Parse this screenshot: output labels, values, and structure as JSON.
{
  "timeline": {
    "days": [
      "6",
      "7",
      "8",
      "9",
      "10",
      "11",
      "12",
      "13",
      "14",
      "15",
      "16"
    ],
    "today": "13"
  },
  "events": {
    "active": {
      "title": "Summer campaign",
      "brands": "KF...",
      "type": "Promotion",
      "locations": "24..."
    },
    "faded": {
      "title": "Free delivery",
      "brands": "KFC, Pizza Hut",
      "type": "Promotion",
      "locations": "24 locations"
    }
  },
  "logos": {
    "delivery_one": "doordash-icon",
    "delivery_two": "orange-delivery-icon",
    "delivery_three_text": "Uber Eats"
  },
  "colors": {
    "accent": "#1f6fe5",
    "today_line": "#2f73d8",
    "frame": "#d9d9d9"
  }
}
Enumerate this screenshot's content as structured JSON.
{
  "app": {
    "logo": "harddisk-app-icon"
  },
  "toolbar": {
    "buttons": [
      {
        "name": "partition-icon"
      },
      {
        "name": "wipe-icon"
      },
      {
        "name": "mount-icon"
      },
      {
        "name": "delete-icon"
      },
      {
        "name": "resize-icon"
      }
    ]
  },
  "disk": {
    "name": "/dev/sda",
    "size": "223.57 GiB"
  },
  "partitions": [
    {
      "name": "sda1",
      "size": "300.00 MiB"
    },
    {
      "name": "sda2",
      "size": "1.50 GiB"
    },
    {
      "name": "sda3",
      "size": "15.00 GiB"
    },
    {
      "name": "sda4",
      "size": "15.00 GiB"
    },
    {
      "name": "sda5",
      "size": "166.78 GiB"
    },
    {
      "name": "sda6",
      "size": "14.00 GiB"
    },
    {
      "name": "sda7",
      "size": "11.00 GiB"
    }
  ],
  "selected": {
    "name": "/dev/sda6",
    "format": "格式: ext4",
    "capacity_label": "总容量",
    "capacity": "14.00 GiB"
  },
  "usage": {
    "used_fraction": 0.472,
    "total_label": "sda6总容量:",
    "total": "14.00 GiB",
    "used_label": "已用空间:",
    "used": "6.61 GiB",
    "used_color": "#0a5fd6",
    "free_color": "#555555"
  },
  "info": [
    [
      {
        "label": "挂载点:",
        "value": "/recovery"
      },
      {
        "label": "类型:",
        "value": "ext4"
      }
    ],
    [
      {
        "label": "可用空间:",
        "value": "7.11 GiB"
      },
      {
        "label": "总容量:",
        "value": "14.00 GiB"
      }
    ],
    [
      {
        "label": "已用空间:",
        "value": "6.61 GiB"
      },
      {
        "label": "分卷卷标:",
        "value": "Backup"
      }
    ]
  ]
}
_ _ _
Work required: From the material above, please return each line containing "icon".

Response to this exercise:
    "delivery_one": "doordash-icon",
    "delivery_two": "orange-delivery-icon",
    "logo": "harddisk-app-icon"
        "name": "partition-icon"
        "name": "wipe-icon"
        "name": "mount-icon"
        "name": "delete-icon"
        "name": "resize-icon"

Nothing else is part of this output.